* Goal of the exercise:
Select and copy out every line in the records containing "Untitled".

* Dataset records:
Start of Block
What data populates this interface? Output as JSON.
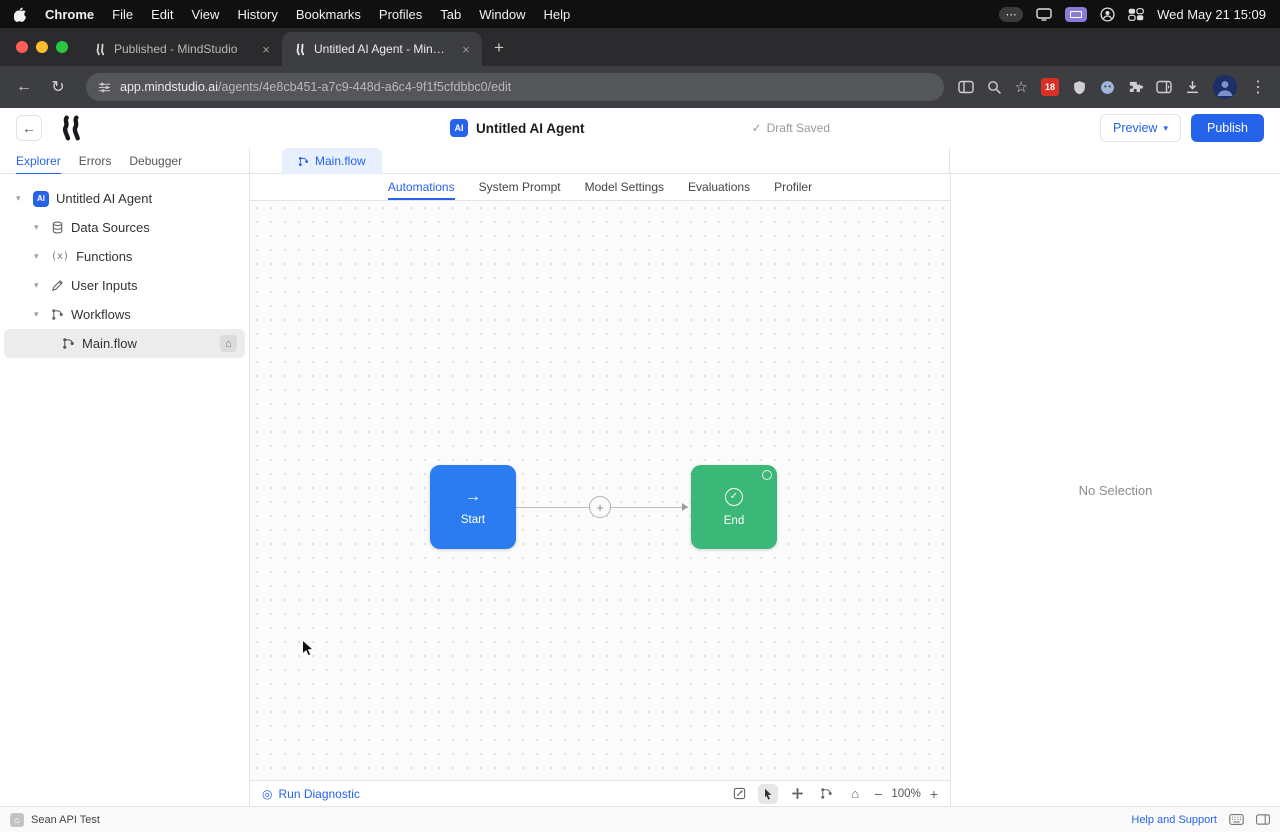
{
  "menubar": {
    "app_name": "Chrome",
    "menus": [
      "File",
      "Edit",
      "View",
      "History",
      "Bookmarks",
      "Profiles",
      "Tab",
      "Window",
      "Help"
    ],
    "clock": "Wed May 21 15:09"
  },
  "browser": {
    "tab_inactive": "Published - MindStudio",
    "tab_active": "Untitled AI Agent - MindStud...",
    "url_domain": "app.mindstudio.ai",
    "url_path": "/agents/4e8cb451-a7c9-448d-a6c4-9f1f5cfdbbc0/edit",
    "extension_badge": "18"
  },
  "header": {
    "ai_badge": "AI",
    "title": "Untitled AI Agent",
    "draft_status": "Draft Saved",
    "preview_button": "Preview",
    "publish_button": "Publish"
  },
  "sidebar": {
    "tabs": [
      "Explorer",
      "Errors",
      "Debugger"
    ],
    "tree": {
      "root_label": "Untitled AI Agent",
      "root_badge": "AI",
      "items": [
        "Data Sources",
        "Functions",
        "User Inputs",
        "Workflows"
      ],
      "workflow_child": "Main.flow"
    }
  },
  "workspace": {
    "flow_tab": "Main.flow",
    "editor_tabs": [
      "Automations",
      "System Prompt",
      "Model Settings",
      "Evaluations",
      "Profiler"
    ]
  },
  "canvas": {
    "start_node": "Start",
    "end_node": "End",
    "run_diagnostic": "Run Diagnostic",
    "zoom_level": "100%"
  },
  "inspector": {
    "empty_state": "No Selection"
  },
  "statusbar": {
    "workspace": "Sean API Test",
    "help": "Help and Support"
  },
  "icons": {
    "close": "×",
    "new_tab": "+",
    "back": "←",
    "reload": "↻",
    "star": "☆",
    "kebab": "⋮",
    "menu_dots": "⋯",
    "chevron_down": "▾",
    "check": "✓",
    "arrow_right": "→",
    "home": "⌂",
    "minus": "−",
    "plus": "+",
    "target": "◎",
    "functions": "(x)"
  },
  "colors": {
    "accent": "#2563eb",
    "start_node": "#2b7cf0",
    "end_node": "#3bb778"
  }
}
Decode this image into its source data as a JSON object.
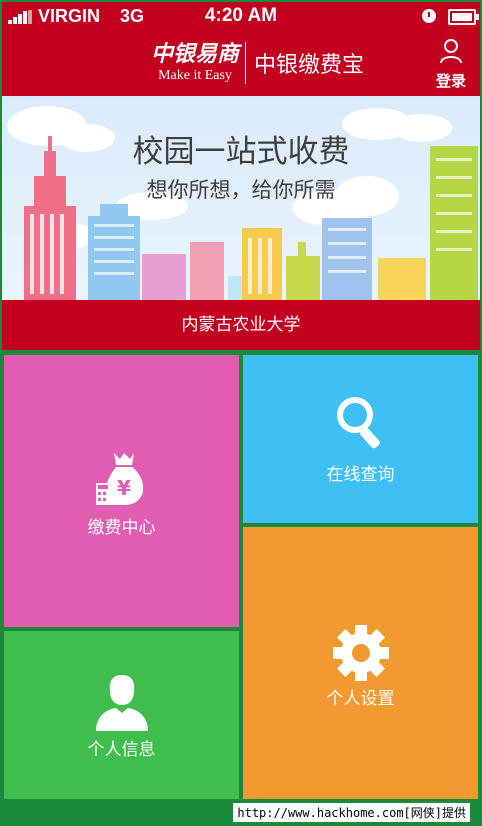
{
  "status_bar": {
    "carrier": "VIRGIN",
    "network": "3G",
    "time": "4:20 AM",
    "icons": [
      "signal-icon",
      "rotation-lock-icon",
      "battery-icon"
    ]
  },
  "header": {
    "logo_cn": "中银易商",
    "logo_en": "Make it Easy",
    "app_title": "中银缴费宝",
    "login_label": "登录",
    "background": "#c4001f"
  },
  "banner": {
    "title": "校园一站式收费",
    "subtitle": "想你所想，给你所需"
  },
  "school_name": "内蒙古农业大学",
  "tiles": [
    {
      "label": "缴费中心",
      "icon": "money-bag-icon",
      "color": "#e05db2"
    },
    {
      "label": "在线查询",
      "icon": "search-icon",
      "color": "#3ec0f5"
    },
    {
      "label": "个人设置",
      "icon": "gear-icon",
      "color": "#f29a2f"
    },
    {
      "label": "个人信息",
      "icon": "person-icon",
      "color": "#3fbd4d"
    }
  ],
  "footer": {
    "credit": "http://www.hackhome.com[网侠]提供"
  }
}
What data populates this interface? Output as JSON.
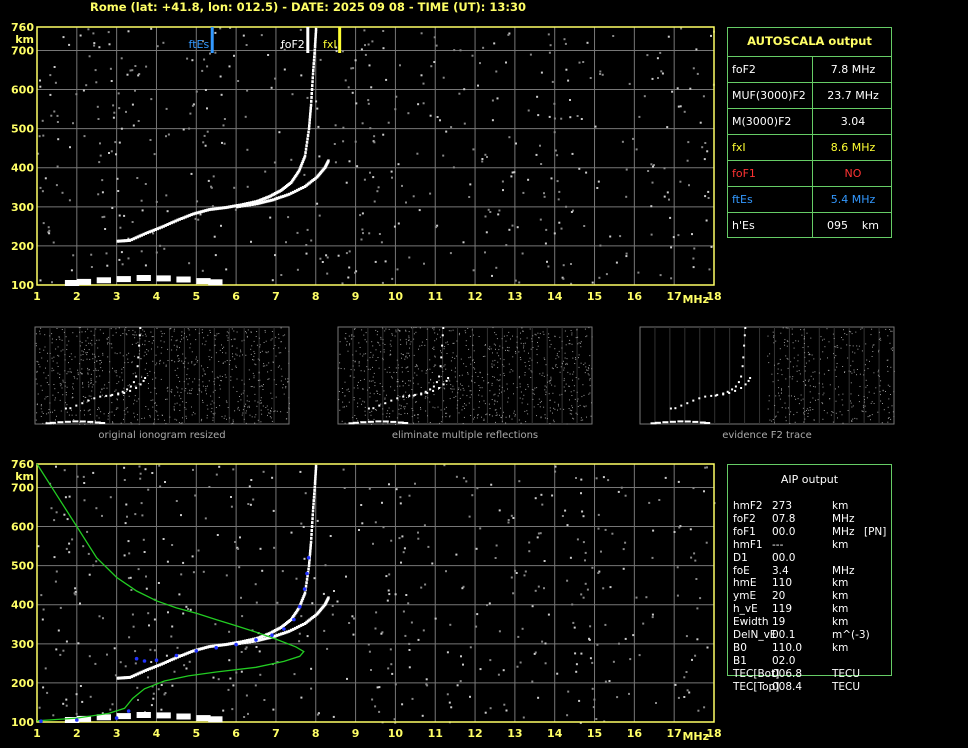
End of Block
* Result below:
    "tab_active": "Untitled AI Agent - MindStud...",
    "title": "Untitled AI Agent",
      "root_label": "Untitled AI Agent",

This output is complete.